Restating the data exactly is the whole task.

=====

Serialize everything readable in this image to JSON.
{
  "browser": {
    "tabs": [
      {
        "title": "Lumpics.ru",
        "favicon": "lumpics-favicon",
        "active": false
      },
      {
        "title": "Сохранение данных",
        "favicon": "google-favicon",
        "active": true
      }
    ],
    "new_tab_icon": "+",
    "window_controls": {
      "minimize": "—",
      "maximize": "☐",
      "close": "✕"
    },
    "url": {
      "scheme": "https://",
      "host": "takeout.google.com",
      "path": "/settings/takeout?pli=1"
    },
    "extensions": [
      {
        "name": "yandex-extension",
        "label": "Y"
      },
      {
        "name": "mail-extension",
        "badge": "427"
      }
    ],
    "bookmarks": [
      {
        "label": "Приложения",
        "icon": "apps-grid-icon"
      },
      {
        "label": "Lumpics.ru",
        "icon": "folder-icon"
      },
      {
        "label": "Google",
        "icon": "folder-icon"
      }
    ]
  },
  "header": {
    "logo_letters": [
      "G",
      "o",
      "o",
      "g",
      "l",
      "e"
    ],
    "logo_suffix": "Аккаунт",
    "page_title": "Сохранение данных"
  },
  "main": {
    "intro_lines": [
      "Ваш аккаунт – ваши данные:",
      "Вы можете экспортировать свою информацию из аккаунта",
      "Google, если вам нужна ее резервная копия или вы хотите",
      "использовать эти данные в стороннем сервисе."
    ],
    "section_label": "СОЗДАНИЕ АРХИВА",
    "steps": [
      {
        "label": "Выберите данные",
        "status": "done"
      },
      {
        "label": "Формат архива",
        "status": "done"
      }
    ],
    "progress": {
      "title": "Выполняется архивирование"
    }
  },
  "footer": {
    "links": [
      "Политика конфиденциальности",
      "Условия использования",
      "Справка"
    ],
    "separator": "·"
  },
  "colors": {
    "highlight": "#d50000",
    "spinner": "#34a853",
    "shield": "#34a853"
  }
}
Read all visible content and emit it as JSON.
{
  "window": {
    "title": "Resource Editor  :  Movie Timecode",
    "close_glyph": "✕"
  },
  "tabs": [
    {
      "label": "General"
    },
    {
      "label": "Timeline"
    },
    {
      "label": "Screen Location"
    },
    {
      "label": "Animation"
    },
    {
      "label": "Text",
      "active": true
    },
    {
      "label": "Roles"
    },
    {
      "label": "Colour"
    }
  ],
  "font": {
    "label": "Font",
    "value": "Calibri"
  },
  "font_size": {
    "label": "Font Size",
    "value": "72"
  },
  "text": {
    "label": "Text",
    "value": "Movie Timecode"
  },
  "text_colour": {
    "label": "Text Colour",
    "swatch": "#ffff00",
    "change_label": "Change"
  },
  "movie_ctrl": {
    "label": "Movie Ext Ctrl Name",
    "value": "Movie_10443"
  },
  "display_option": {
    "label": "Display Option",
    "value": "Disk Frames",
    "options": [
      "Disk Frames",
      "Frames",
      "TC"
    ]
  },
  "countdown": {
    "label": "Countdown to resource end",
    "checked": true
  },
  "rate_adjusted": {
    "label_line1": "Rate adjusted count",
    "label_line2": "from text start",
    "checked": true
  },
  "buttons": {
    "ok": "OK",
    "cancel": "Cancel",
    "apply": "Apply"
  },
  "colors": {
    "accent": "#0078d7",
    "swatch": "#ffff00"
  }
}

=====

■ RESPONSE AREA
Serialize everything readable in this image to JSON.
{
  "browser": {
    "tabs": [
      {
        "title": "Lumpics.ru",
        "favicon": "lumpics-favicon",
        "active": false
      },
      {
        "title": "Сохранение данных",
        "favicon": "google-favicon",
        "active": true
      }
    ],
    "new_tab_icon": "+",
    "window_controls": {
      "minimize": "—",
      "maximize": "☐",
      "close": "✕"
    },
    "url": {
      "scheme": "https://",
      "host": "takeout.google.com",
      "path": "/settings/takeout?pli=1"
    },
    "extensions": [
      {
        "name": "yandex-extension",
        "label": "Y"
      },
      {
        "name": "mail-extension",
        "badge": "427"
      }
    ],
    "bookmarks": [
      {
        "label": "Приложения",
        "icon": "apps-grid-icon"
      },
      {
        "label": "Lumpics.ru",
        "icon": "folder-icon"
      },
      {
        "label": "Google",
        "icon": "folder-icon"
      }
    ]
  },
  "header": {
    "logo_letters": [
      "G",
      "o",
      "o",
      "g",
      "l",
      "e"
    ],
    "logo_suffix": "Аккаунт",
    "page_title": "Сохранение данных"
  },
  "main": {
    "intro_lines": [
      "Ваш аккаунт – ваши данные:",
      "Вы можете экспортировать свою информацию из аккаунта",
      "Google, если вам нужна ее резервная копия или вы хотите",
      "использовать эти данные в стороннем сервисе."
    ],
    "section_label": "СОЗДАНИЕ АРХИВА",
    "steps": [
      {
        "label": "Выберите данные",
        "status": "done"
      },
      {
        "label": "Формат архива",
        "status": "done"
      }
    ],
    "progress": {
      "title": "Выполняется архивирование"
    }
  },
  "footer": {
    "links": [
      "Политика конфиденциальности",
      "Условия использования",
      "Справка"
    ],
    "separator": "·"
  },
  "colors": {
    "highlight": "#d50000",
    "spinner": "#34a853",
    "shield": "#34a853"
  }
}
Read all visible content and emit it as JSON.
{
  "window": {
    "title": "Resource Editor  :  Movie Timecode",
    "close_glyph": "✕"
  },
  "tabs": [
    {
      "label": "General"
    },
    {
      "label": "Timeline"
    },
    {
      "label": "Screen Location"
    },
    {
      "label": "Animation"
    },
    {
      "label": "Text",
      "active": true
    },
    {
      "label": "Roles"
    },
    {
      "label": "Colour"
    }
  ],
  "font": {
    "label": "Font",
    "value": "Calibri"
  },
  "font_size": {
    "label": "Font Size",
    "value": "72"
  },
  "text": {
    "label": "Text",
    "value": "Movie Timecode"
  },
  "text_colour": {
    "label": "Text Colour",
    "swatch": "#ffff00",
    "change_label": "Change"
  },
  "movie_ctrl": {
    "label": "Movie Ext Ctrl Name",
    "value": "Movie_10443"
  },
  "display_option": {
    "label": "Display Option",
    "value": "Disk Frames",
    "options": [
      "Disk Frames",
      "Frames",
      "TC"
    ]
  },
  "countdown": {
    "label": "Countdown to resource end",
    "checked": true
  },
  "rate_adjusted": {
    "label_line1": "Rate adjusted count",
    "label_line2": "from text start",
    "checked": true
  },
  "buttons": {
    "ok": "OK",
    "cancel": "Cancel",
    "apply": "Apply"
  },
  "colors": {
    "accent": "#0078d7",
    "swatch": "#ffff00"
  }
}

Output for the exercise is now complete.